Matt grew up going to UU churches in New York and Pennsylvania. He visited UUCR for the first time in 2002 shortly after moving into a nearby house in the Grandin neighborhood with his wife, Lori. Previously, he was on the UUCR Board from 2005 – 2009.  He and Lori have two daughters (Frances, 14 and Beatrice, 11). For 20+ years, he’s worked at Novozymes, a Danish biotech company, in various technical and commercial roles on projects related to wastewater treatment. He plays the mandolin and you occasionally might see him playing music as part of the service or at various establishments around Roanoke. You might also see him running on the streets around the Grandin neighborhood or the Roanoke Greenway. He’s recently taken up swimming and joined the Olympic Park summer swim team with his daughters and loves it! He’s an enneagram 3, “achiever”. His Myers-Briggs personality type is ENTP.

Gordon Malcziewski

Gordon Malcziewski, President-elect
Gordon grew up in Buffalo, NY where he worked as a locksmith for 13 years.  He moved to Roanoke in 1989 and pursued a career as a corporate trainer for Medeco Security Locks, teaching mechanical security classes in the U.S., Europe, Hong Kong, and Israel.  An avid do-it-yourselfer, organizer and Habitat for Humanity volunteer, his interests include reading, architecture, live theater, physical fitness, and overseas travel.  He currently resides in Salem with his partner, Michael, of over 35 years.

A member of UUCR for the past five years, he is currently a member of the Worship, Pride and Facilities committees. He has given two sermons on gratitude and is an active participant in the Living the Question book discussion group.

Location and Accessibility

2015 Grandin Rd. SW
Roanoke, VA 24015


The main entrance, with steps and a handicap ramp, faces Grandin Road.  A single-level entrance is accessible via the alley located behind the church. You may pull up to the door; the drop-off area is directly behind the staircase. 

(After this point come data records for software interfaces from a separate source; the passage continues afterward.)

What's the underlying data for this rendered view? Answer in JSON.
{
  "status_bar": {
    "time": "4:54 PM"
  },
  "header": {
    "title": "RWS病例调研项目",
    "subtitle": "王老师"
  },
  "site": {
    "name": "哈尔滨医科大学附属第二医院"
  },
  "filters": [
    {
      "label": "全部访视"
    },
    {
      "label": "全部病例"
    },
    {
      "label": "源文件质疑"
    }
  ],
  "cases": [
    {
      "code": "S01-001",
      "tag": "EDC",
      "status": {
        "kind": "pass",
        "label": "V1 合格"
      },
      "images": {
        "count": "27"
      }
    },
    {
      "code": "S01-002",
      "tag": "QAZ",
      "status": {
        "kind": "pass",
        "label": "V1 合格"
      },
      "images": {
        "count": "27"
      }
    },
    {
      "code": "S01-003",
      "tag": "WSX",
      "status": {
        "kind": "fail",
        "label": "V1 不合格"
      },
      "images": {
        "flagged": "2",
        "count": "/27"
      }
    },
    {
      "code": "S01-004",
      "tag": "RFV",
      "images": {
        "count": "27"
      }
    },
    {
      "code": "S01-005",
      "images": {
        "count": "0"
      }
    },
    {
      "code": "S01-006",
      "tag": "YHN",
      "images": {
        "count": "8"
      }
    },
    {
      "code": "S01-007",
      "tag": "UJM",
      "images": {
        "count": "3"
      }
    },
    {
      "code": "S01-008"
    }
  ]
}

Parking, including handicap spaces, is located in our main lot. Overflow parking is available in the grassy area directly across the street from the church. Please leave the alley along the fence accessible. In addition, Patrick Henry High School has graciously allowed us to park in the section of their lot closest to Grandin Road when school is not in session. Please be careful crossing the street.

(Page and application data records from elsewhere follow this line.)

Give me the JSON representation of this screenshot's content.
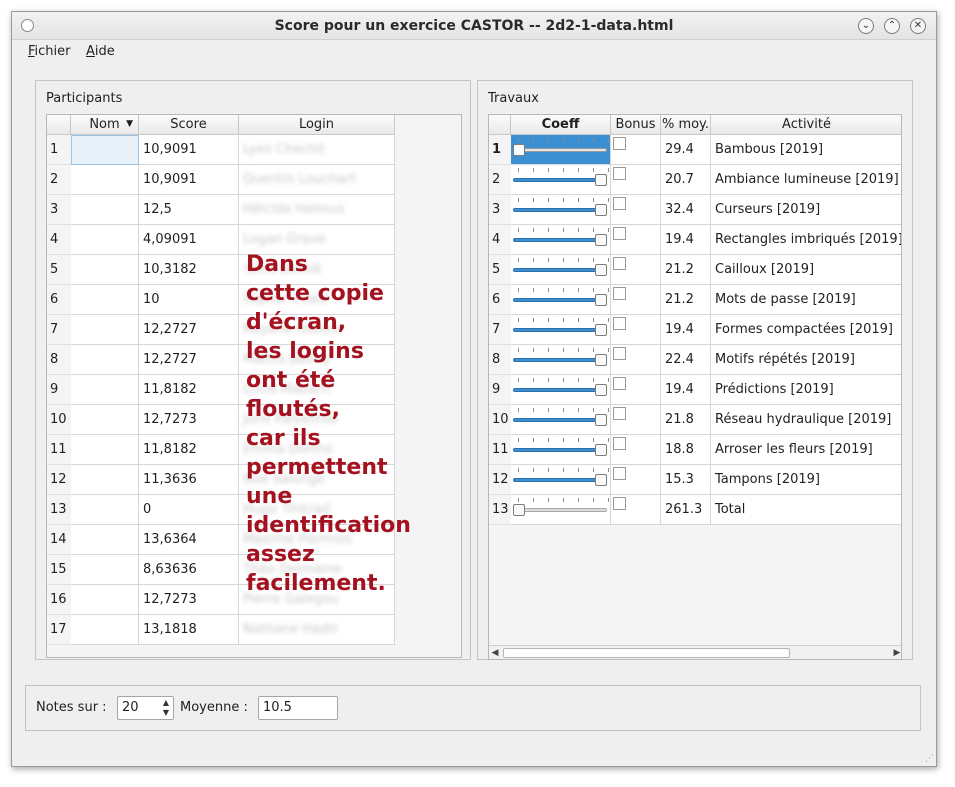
{
  "window": {
    "title": "Score pour un exercice CASTOR -- 2d2-1-data.html",
    "buttons": {
      "minimize": "⌄",
      "maximize": "⌃",
      "close": "✕"
    }
  },
  "menu": {
    "file": "Fichier",
    "file_mnemonic": "F",
    "file_rest": "ichier",
    "help_mnemonic": "A",
    "help_rest": "ide"
  },
  "participants": {
    "label": "Participants",
    "headers": {
      "name": "Nom",
      "score": "Score",
      "login": "Login"
    },
    "sort_icon": "sort-desc-icon",
    "rows": [
      {
        "n": "1",
        "score": "10,9091",
        "login": "Lyes Chechit"
      },
      {
        "n": "2",
        "score": "10,9091",
        "login": "Quentin Louchart"
      },
      {
        "n": "3",
        "score": "12,5",
        "login": "Hélcide Helmus"
      },
      {
        "n": "4",
        "score": "4,09091",
        "login": "Logan Grave"
      },
      {
        "n": "5",
        "score": "10,3182",
        "login": "Yanis Berkdi"
      },
      {
        "n": "6",
        "score": "10",
        "login": "Sophie Vhale"
      },
      {
        "n": "7",
        "score": "12,2727",
        "login": "Rayane Hdeour"
      },
      {
        "n": "8",
        "score": "12,2727",
        "login": "Mathis Jaomy"
      },
      {
        "n": "9",
        "score": "11,8182",
        "login": "Lucie Mabarh"
      },
      {
        "n": "10",
        "score": "12,7273",
        "login": "Joris Palvenroe"
      },
      {
        "n": "11",
        "score": "11,8182",
        "login": "Emma Dortho"
      },
      {
        "n": "12",
        "score": "11,3636",
        "login": "Noé Salonge"
      },
      {
        "n": "13",
        "score": "0",
        "login": "Hugo Tinkrad"
      },
      {
        "n": "14",
        "score": "13,6364",
        "login": "Maxime Harmois"
      },
      {
        "n": "15",
        "score": "8,63636",
        "login": "Théo Delmaine"
      },
      {
        "n": "16",
        "score": "12,7273",
        "login": "Pierre Galegou"
      },
      {
        "n": "17",
        "score": "13,1818",
        "login": "Nathane Hadrr"
      }
    ]
  },
  "overlay": {
    "lines": [
      "Dans",
      "cette copie",
      "d'écran,",
      "les logins",
      "ont été",
      "floutés,",
      "car ils",
      "permettent",
      "une",
      "identification",
      "assez",
      "facilement."
    ]
  },
  "travaux": {
    "label": "Travaux",
    "headers": {
      "coeff": "Coeff",
      "bonus": "Bonus",
      "pct": "% moy.",
      "activity": "Activité"
    },
    "rows": [
      {
        "n": "1",
        "pct": "29.4",
        "activity": "Bambous [2019]",
        "level": 0
      },
      {
        "n": "2",
        "pct": "20.7",
        "activity": "Ambiance lumineuse [2019]",
        "level": 1
      },
      {
        "n": "3",
        "pct": "32.4",
        "activity": "Curseurs [2019]",
        "level": 1
      },
      {
        "n": "4",
        "pct": "19.4",
        "activity": "Rectangles imbriqués [2019]",
        "level": 1
      },
      {
        "n": "5",
        "pct": "21.2",
        "activity": "Cailloux [2019]",
        "level": 1
      },
      {
        "n": "6",
        "pct": "21.2",
        "activity": "Mots de passe [2019]",
        "level": 1
      },
      {
        "n": "7",
        "pct": "19.4",
        "activity": "Formes compactées [2019]",
        "level": 1
      },
      {
        "n": "8",
        "pct": "22.4",
        "activity": "Motifs répétés [2019]",
        "level": 1
      },
      {
        "n": "9",
        "pct": "19.4",
        "activity": "Prédictions [2019]",
        "level": 1
      },
      {
        "n": "10",
        "pct": "21.8",
        "activity": "Réseau hydraulique [2019]",
        "level": 1
      },
      {
        "n": "11",
        "pct": "18.8",
        "activity": "Arroser les fleurs [2019]",
        "level": 1
      },
      {
        "n": "12",
        "pct": "15.3",
        "activity": "Tampons [2019]",
        "level": 1
      },
      {
        "n": "13",
        "pct": "261.3",
        "activity": "Total",
        "level": 0
      }
    ]
  },
  "footer": {
    "notes_label": "Notes sur :",
    "notes_value": "20",
    "moyenne_label": "Moyenne :",
    "moyenne_value": "10.5"
  },
  "colors": {
    "accent": "#3c8fd0",
    "overlay_text": "#a4121f"
  }
}
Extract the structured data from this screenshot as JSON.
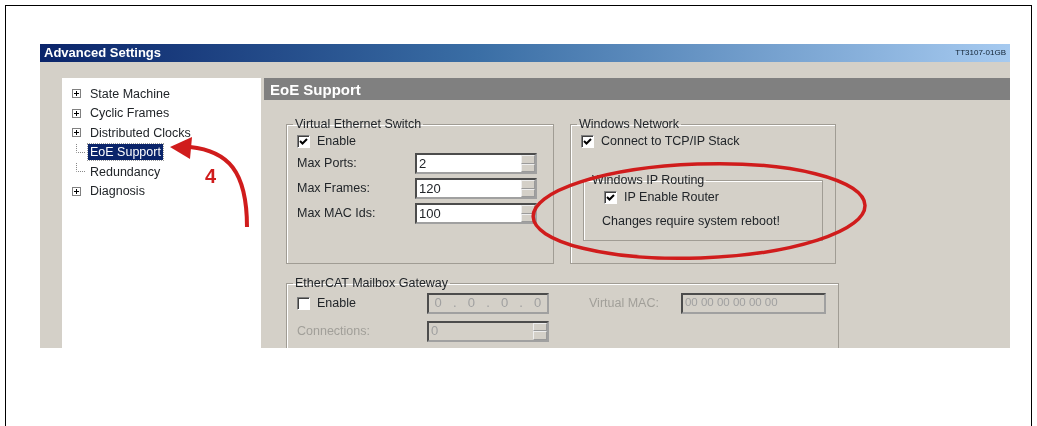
{
  "window": {
    "title": "Advanced Settings",
    "doc_code": "TT3107-01GB"
  },
  "tree": [
    {
      "label": "State Machine",
      "expandable": true,
      "selected": false
    },
    {
      "label": "Cyclic Frames",
      "expandable": true,
      "selected": false
    },
    {
      "label": "Distributed Clocks",
      "expandable": true,
      "selected": false
    },
    {
      "label": "EoE Support",
      "expandable": false,
      "selected": true
    },
    {
      "label": "Redundancy",
      "expandable": false,
      "selected": false
    },
    {
      "label": "Diagnosis",
      "expandable": true,
      "selected": false
    }
  ],
  "panel": {
    "title": "EoE Support"
  },
  "virtual_switch": {
    "title": "Virtual Ethernet Switch",
    "enable": {
      "label": "Enable",
      "checked": true
    },
    "fields": [
      {
        "label": "Max Ports:",
        "value": "2"
      },
      {
        "label": "Max Frames:",
        "value": "120"
      },
      {
        "label": "Max MAC Ids:",
        "value": "100"
      }
    ]
  },
  "windows_network": {
    "title": "Windows Network",
    "connect": {
      "label": "Connect to TCP/IP Stack",
      "checked": true
    },
    "routing": {
      "title": "Windows IP Routing",
      "router": {
        "label": "IP Enable Router",
        "checked": true
      },
      "note": "Changes require system reboot!"
    }
  },
  "gateway": {
    "title": "EtherCAT Mailbox Gateway",
    "disabled": true,
    "enable": {
      "label": "Enable",
      "checked": false
    },
    "ip": [
      "0",
      ".",
      "0",
      ".",
      "0",
      ".",
      "0"
    ],
    "mac_label": "Virtual MAC:",
    "mac": "00 00 00 00 00 00",
    "connections_label": "Connections:",
    "connections": "0"
  },
  "annotation": {
    "step": "4"
  }
}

Parking on the neighborhood streets is prohibited, with towing at owner’s expense. This is per city ordinance.